Hey group, Introductions are I order! I am glad to have found you. I am a long time tail dragger driver. I received my certification 44 years ago in an 1946 Aeronca. I don't fly much any more but have enjoyed flying a 7-AC, 11-AC, ( 800 hours), Piper J-3, Citabria ( 200 hours) as a tow pilot for local glider club and also time in a PA 25 Pawnee Ag plane converted to tow gliders, Also have 200 hours in several types of gliders, Owned several Cessna 172's, Have time in a Cherokee 6 and Piper PA 32-R Lance and most recently learning the bad habits of helicopters with my son, a CFI Rotorcraft Instructor, in a R-22, Guimbal Cabri G2, and the R-44 Robinson. Helicopters are much more fun, and work!Glen

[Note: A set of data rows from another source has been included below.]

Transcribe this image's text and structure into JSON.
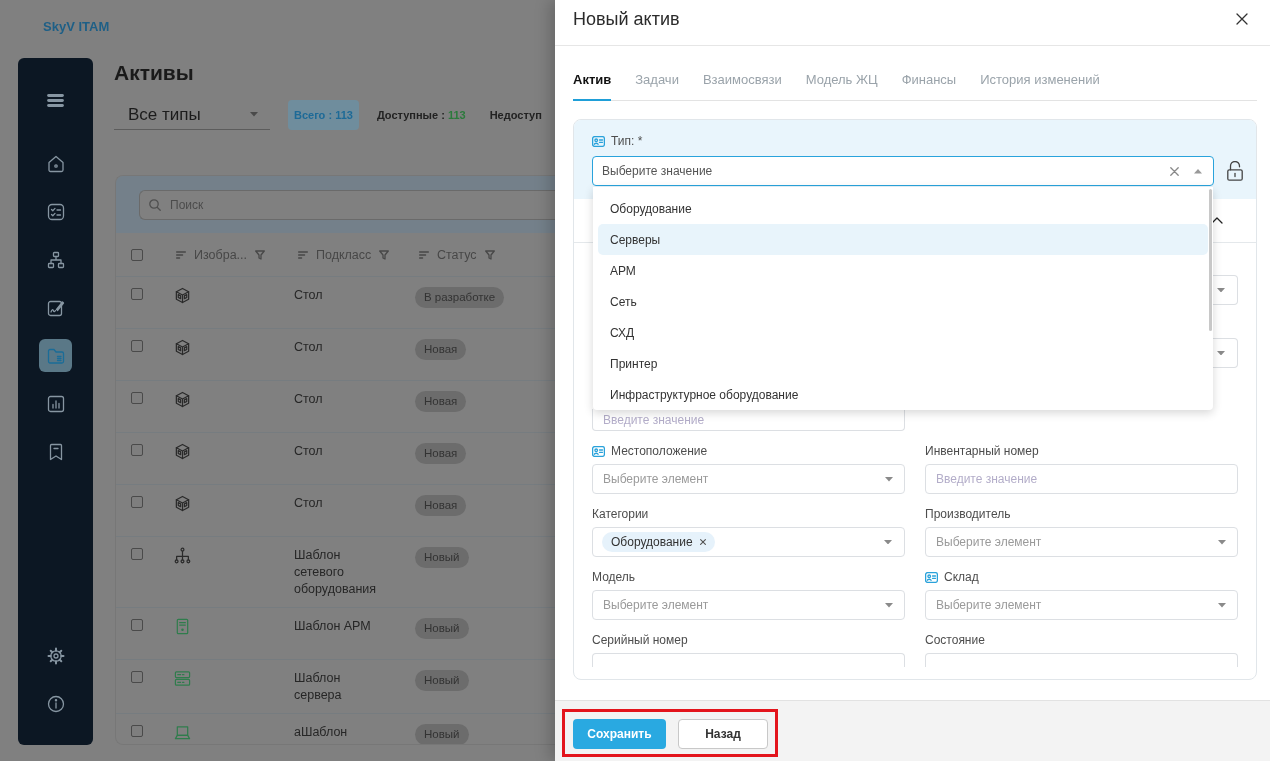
{
  "app": {
    "logo": "SkyV ITAM"
  },
  "sidebar": {
    "items": [
      {
        "selected": false
      },
      {
        "selected": false
      },
      {
        "selected": false
      },
      {
        "selected": false
      },
      {
        "selected": true
      },
      {
        "selected": false
      },
      {
        "selected": false
      }
    ]
  },
  "page": {
    "title": "Активы",
    "type_filter": {
      "value": "Все типы"
    },
    "counters": [
      {
        "kind": "total",
        "label": "Всего :",
        "count": "113",
        "selected": true
      },
      {
        "kind": "available",
        "label": "Доступные :",
        "count": "113",
        "selected": false
      },
      {
        "kind": "unavailable",
        "label": "Недоступ",
        "selected": false
      }
    ]
  },
  "table": {
    "search": {
      "placeholder": "Поиск"
    },
    "select_all": {
      "checked": false
    },
    "columns": [
      {
        "label": "Изобра..."
      },
      {
        "label": "Подкласс"
      },
      {
        "label": "Статус"
      }
    ],
    "rows": [
      {
        "kind": "furniture",
        "checked": false,
        "subclass": "Стол",
        "status": "В разработке"
      },
      {
        "kind": "furniture",
        "checked": false,
        "subclass": "Стол",
        "status": "Новая"
      },
      {
        "kind": "furniture",
        "checked": false,
        "subclass": "Стол",
        "status": "Новая"
      },
      {
        "kind": "furniture",
        "checked": false,
        "subclass": "Стол",
        "status": "Новая"
      },
      {
        "kind": "furniture",
        "checked": false,
        "subclass": "Стол",
        "status": "Новая"
      },
      {
        "kind": "network",
        "checked": false,
        "subclass": "Шаблон сетевого оборудования",
        "status": "Новый"
      },
      {
        "kind": "workstation",
        "checked": false,
        "subclass": "Шаблон АРМ",
        "status": "Новый"
      },
      {
        "kind": "server",
        "checked": false,
        "subclass": "Шаблон сервера",
        "status": "Новый"
      },
      {
        "kind": "laptop",
        "checked": false,
        "subclass": "аШаблон",
        "status": "Новый"
      }
    ]
  },
  "modal": {
    "title": "Новый актив",
    "tabs": [
      {
        "label": "Актив",
        "selected": true
      },
      {
        "label": "Задачи",
        "selected": false
      },
      {
        "label": "Взаимосвязи",
        "selected": false
      },
      {
        "label": "Модель ЖЦ",
        "selected": false
      },
      {
        "label": "Финансы",
        "selected": false
      },
      {
        "label": "История изменений",
        "selected": false
      }
    ],
    "type_field": {
      "label": "Тип: *",
      "marked": true,
      "focused": true,
      "placeholder": "Выберите значение",
      "expanded": true,
      "options": [
        {
          "label": "Оборудование",
          "selected": false
        },
        {
          "label": "Серверы",
          "selected": true
        },
        {
          "label": "АРМ",
          "selected": false
        },
        {
          "label": "Сеть",
          "selected": false
        },
        {
          "label": "СХД",
          "selected": false
        },
        {
          "label": "Принтер",
          "selected": false
        },
        {
          "label": "Инфраструктурное оборудование",
          "selected": false
        }
      ]
    },
    "section": {
      "expanded": true
    },
    "covered_fields": [
      {
        "kind": "select"
      },
      {
        "kind": "select"
      },
      {
        "kind": "input",
        "placeholder": "Введите значение"
      }
    ],
    "fields": [
      {
        "label": "Местоположение",
        "marked": true,
        "kind": "select",
        "placeholder": "Выберите элемент"
      },
      {
        "label": "Инвентарный номер",
        "marked": false,
        "kind": "input",
        "placeholder": "Введите значение"
      },
      {
        "label": "Категории",
        "marked": false,
        "kind": "tags",
        "tags": [
          {
            "label": "Оборудование"
          }
        ]
      },
      {
        "label": "Производитель",
        "marked": false,
        "kind": "select",
        "placeholder": "Выберите элемент"
      },
      {
        "label": "Модель",
        "marked": false,
        "kind": "select",
        "placeholder": "Выберите элемент"
      },
      {
        "label": "Склад",
        "marked": true,
        "kind": "select",
        "placeholder": "Выберите элемент"
      },
      {
        "label": "Серийный номер",
        "marked": false,
        "kind": "input",
        "clipped": true
      },
      {
        "label": "Состояние",
        "marked": false,
        "kind": "select",
        "clipped": true
      }
    ],
    "footer": {
      "annotation_frame": true,
      "buttons": [
        {
          "label": "Сохранить",
          "kind": "primary"
        },
        {
          "label": "Назад",
          "kind": "secondary"
        }
      ]
    }
  }
}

Helicopters are more fun (practicing autorotations is more fun than fixed wing engine out practice), but they are way more expensive to rent/maintain as well! How is the R-44 compared to the R-22? I only have time in the R-22, but it was fun to request a transit through the Boston Class B airspace and circle the inner harbor via the helicopter routes. Coming up from Norwood, requesting the FENWA route let you follow the Orange Line subway tracks in, then cross between Fenway Park and the Prudential Tower, then follow the Charles River in to the harbor. Do a loop of the harbor to check out USS Constitution, the new federal courthouse, the airport, and request one of the routes back out. Our club decided anyone who wanted to rent the Robinson had to go to their factory class in California. That was the end of renting the Robbie.
The R-44 is much more stable than the R-22. The 22 is very twitchy as you know. The Cabri is a joy to fly with the fenestron on the tail, not near as much tail authority as a rotor but fun to fly with excess horsepower for it's size and three main rotors. My son is flying the AS-350 b A-Star presently in Alaska. Can't wait to get some time in that one!
The R-44 is much more stable than the R-22. The 22 is very twitchy as you know. The Cabri is a joy to fly with the fenestron on the tail, not near as much tail authority as a rotor but fun to fly with excess horsepower for it's size and three main rotors. My son is flying the AS-350 b A-Star presently in Alaska. Can't wait to get some time in that one!Glen
The R-22 did give me good habits when I went to get my instrument rating. I knew to make very small inputs and not chase the needles flying an ILS approach.